Educating Young Dancers
One of ABT’s stated primary missions is “encouraging and nurturing young talent” and it offers a variety of learning opportunities for dancers from a wide range of skills, backgrounds and experiences.
ABT’s Jacqueline Kennedy Onassis School offers classes for children and young dancers at a pre-professional level; its ABT National Training Curriculum, which incorporates elements of French, Italian and Russian schools, teaches dance instructors how to train students to use their bodies correctly, focusing on kinetics and coordination, as well as anatomy and proper body alignment. Artistically, the National Training Curriculum strives to provide dance students with a rich knowledge of classical ballet technique and the ability to adapt to all styles and techniques of dance.
A partnership with New York University offers the first ever graduate program in Dance Education with a concentration in Ballet Pedagogy.
But ABT’s best known education program may be its Summer Intensive, which has earned a reputation for being one of the most thorough and rewarding experiences a student can have. According to Artistic Director Kevin McKenzie, “The mission of ABT’s Summer Intensive is to cultivate a universal understanding of the art form at its highest level, emphasizing not only the importance of high quality and brilliant technique, but also dance as an expressive vehicle to create art.” Its 2013 curriculum included classes in ballet technique, pointe, partnering, and dance history as well as jazz, hip-hop, yoga, nutrition and injury prevention.
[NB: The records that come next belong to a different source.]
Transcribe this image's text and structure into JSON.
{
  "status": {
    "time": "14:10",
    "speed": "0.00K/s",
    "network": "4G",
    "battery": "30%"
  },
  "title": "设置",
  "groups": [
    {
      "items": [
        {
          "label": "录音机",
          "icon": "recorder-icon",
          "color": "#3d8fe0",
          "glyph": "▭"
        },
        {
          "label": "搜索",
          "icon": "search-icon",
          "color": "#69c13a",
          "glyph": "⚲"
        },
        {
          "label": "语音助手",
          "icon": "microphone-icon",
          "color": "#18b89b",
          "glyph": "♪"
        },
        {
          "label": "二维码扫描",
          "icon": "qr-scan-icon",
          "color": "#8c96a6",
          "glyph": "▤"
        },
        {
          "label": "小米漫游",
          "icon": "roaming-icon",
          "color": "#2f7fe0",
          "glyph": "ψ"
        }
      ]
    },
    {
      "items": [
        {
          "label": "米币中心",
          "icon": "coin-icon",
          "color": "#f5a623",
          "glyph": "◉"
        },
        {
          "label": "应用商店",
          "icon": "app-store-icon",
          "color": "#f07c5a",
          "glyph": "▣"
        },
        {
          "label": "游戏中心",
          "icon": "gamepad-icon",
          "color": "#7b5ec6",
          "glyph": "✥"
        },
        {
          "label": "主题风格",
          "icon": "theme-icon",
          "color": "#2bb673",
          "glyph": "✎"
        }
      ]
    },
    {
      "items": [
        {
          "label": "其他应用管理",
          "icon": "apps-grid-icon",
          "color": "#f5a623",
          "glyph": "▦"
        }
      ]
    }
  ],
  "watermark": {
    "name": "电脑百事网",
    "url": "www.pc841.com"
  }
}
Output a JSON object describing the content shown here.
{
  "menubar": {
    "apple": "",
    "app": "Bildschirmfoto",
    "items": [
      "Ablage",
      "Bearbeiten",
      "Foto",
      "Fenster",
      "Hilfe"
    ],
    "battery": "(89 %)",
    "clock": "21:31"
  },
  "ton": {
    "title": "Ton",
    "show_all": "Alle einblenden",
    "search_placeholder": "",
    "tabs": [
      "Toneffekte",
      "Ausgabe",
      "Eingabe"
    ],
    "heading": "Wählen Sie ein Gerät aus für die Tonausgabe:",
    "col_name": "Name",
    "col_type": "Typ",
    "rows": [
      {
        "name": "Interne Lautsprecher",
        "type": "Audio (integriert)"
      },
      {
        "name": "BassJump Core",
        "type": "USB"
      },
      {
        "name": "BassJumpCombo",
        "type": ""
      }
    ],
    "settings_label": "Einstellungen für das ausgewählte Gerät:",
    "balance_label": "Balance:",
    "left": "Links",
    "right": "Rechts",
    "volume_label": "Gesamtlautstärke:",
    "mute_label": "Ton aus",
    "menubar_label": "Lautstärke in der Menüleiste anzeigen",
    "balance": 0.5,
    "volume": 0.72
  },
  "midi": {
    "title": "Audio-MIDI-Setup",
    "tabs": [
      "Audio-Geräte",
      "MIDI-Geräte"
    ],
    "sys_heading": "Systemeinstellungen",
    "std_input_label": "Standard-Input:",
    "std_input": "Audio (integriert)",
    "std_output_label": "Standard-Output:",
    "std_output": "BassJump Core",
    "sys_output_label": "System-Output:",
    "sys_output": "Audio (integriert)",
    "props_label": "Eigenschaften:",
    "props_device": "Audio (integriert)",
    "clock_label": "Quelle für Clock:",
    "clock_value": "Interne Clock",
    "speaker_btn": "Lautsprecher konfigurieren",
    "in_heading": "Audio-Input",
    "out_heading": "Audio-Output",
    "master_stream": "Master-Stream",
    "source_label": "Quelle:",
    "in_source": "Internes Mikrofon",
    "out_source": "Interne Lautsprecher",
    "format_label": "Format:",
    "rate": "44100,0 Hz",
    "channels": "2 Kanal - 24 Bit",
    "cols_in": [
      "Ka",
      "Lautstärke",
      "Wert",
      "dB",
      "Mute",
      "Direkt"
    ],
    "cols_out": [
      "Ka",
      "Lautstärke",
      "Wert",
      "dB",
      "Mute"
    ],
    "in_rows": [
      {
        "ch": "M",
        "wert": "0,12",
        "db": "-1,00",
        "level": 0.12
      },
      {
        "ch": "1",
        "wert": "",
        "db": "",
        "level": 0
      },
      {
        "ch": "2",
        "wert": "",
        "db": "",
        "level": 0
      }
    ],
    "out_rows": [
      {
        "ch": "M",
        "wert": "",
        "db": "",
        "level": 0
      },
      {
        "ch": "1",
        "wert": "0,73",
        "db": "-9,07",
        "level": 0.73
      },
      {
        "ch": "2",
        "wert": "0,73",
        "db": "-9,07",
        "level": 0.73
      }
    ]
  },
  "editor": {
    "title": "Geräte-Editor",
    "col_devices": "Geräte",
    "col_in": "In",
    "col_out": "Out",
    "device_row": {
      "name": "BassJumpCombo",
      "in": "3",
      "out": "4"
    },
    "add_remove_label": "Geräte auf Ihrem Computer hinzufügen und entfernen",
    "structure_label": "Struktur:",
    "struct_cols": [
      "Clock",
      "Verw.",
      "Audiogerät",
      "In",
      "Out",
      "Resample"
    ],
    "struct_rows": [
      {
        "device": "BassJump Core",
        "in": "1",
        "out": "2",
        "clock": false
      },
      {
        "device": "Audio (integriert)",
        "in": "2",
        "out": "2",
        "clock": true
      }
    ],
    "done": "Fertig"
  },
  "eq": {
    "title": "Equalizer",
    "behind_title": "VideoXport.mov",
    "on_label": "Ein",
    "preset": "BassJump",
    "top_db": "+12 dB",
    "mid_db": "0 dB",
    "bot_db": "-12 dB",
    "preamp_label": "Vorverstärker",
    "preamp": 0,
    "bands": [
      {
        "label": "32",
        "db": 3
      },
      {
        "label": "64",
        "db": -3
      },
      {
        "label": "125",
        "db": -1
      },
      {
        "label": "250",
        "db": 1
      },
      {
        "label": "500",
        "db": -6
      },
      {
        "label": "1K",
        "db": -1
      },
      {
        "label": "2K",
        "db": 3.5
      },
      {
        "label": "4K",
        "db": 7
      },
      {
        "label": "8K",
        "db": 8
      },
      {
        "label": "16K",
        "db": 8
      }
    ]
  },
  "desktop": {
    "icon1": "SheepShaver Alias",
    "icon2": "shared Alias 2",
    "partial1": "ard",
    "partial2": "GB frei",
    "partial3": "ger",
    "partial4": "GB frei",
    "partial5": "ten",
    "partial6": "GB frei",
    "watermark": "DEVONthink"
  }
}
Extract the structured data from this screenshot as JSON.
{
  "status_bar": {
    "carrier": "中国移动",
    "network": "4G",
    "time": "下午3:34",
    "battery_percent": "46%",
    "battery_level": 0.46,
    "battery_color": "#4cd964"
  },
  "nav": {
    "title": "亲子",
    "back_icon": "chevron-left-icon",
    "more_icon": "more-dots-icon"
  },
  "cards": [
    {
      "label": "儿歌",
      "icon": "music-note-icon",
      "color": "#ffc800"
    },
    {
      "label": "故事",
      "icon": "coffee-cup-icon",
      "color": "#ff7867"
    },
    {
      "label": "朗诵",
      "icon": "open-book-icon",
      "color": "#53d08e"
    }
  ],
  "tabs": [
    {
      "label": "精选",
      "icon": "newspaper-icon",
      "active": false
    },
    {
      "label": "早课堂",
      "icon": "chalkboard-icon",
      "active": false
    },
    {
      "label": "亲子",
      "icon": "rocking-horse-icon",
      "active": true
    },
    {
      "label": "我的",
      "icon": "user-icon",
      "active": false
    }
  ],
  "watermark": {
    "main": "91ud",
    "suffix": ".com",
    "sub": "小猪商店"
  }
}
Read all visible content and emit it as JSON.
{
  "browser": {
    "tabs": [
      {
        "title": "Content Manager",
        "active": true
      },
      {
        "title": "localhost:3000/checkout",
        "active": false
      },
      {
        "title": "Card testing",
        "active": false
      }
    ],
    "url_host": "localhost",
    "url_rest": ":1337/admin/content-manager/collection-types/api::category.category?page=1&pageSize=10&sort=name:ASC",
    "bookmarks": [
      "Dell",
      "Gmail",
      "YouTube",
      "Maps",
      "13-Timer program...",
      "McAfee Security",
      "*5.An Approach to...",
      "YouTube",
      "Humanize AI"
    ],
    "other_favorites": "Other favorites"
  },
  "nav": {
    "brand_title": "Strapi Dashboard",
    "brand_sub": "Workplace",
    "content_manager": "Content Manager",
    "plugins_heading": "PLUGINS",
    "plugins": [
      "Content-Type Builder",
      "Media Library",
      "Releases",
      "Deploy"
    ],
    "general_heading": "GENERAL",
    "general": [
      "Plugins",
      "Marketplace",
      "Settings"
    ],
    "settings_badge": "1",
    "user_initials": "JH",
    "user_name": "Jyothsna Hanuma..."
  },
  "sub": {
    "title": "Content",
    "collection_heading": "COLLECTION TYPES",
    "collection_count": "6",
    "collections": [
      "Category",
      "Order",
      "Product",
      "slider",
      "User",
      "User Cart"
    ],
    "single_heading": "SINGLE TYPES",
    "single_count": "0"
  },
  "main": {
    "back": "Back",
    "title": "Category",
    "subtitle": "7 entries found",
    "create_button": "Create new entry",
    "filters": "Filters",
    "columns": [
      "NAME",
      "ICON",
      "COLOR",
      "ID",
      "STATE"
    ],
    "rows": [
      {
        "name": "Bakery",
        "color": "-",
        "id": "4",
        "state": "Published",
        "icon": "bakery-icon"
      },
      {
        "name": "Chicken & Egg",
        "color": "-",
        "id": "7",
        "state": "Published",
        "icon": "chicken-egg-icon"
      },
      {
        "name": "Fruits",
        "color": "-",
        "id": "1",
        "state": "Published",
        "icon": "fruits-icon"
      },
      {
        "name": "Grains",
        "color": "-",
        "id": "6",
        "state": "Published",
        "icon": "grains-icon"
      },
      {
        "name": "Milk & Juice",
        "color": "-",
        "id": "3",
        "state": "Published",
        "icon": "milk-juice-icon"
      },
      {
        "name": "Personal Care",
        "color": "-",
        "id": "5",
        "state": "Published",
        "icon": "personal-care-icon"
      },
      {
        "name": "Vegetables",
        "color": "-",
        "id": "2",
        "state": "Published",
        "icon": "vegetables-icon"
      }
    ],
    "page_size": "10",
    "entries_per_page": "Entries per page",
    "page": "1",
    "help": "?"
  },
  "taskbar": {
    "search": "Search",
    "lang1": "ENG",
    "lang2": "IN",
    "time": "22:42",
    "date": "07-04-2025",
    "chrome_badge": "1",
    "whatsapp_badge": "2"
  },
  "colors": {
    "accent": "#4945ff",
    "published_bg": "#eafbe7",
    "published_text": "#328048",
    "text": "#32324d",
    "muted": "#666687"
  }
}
A recent review in the New York Times said, “To watch American Ballet Theatre today is sometimes to witness ballet history being made. … in Frederick Ashton’s one-act “Dream,” the season’s most illustrious and perfect production, the company is, from top to bottom, at least as good as today’s Royal Ballet …. Ballet Theater, in fact, is often better.”
Diane Claytor, a Chicago native, has spent most of her adult life living in the East Bay and working for several different non-profit organizations. Although admittedly not a dance aficionado, she enjoys all types of music and is probably happiest when she’s plugged into her mp3 player listening to whatever the mood dictates.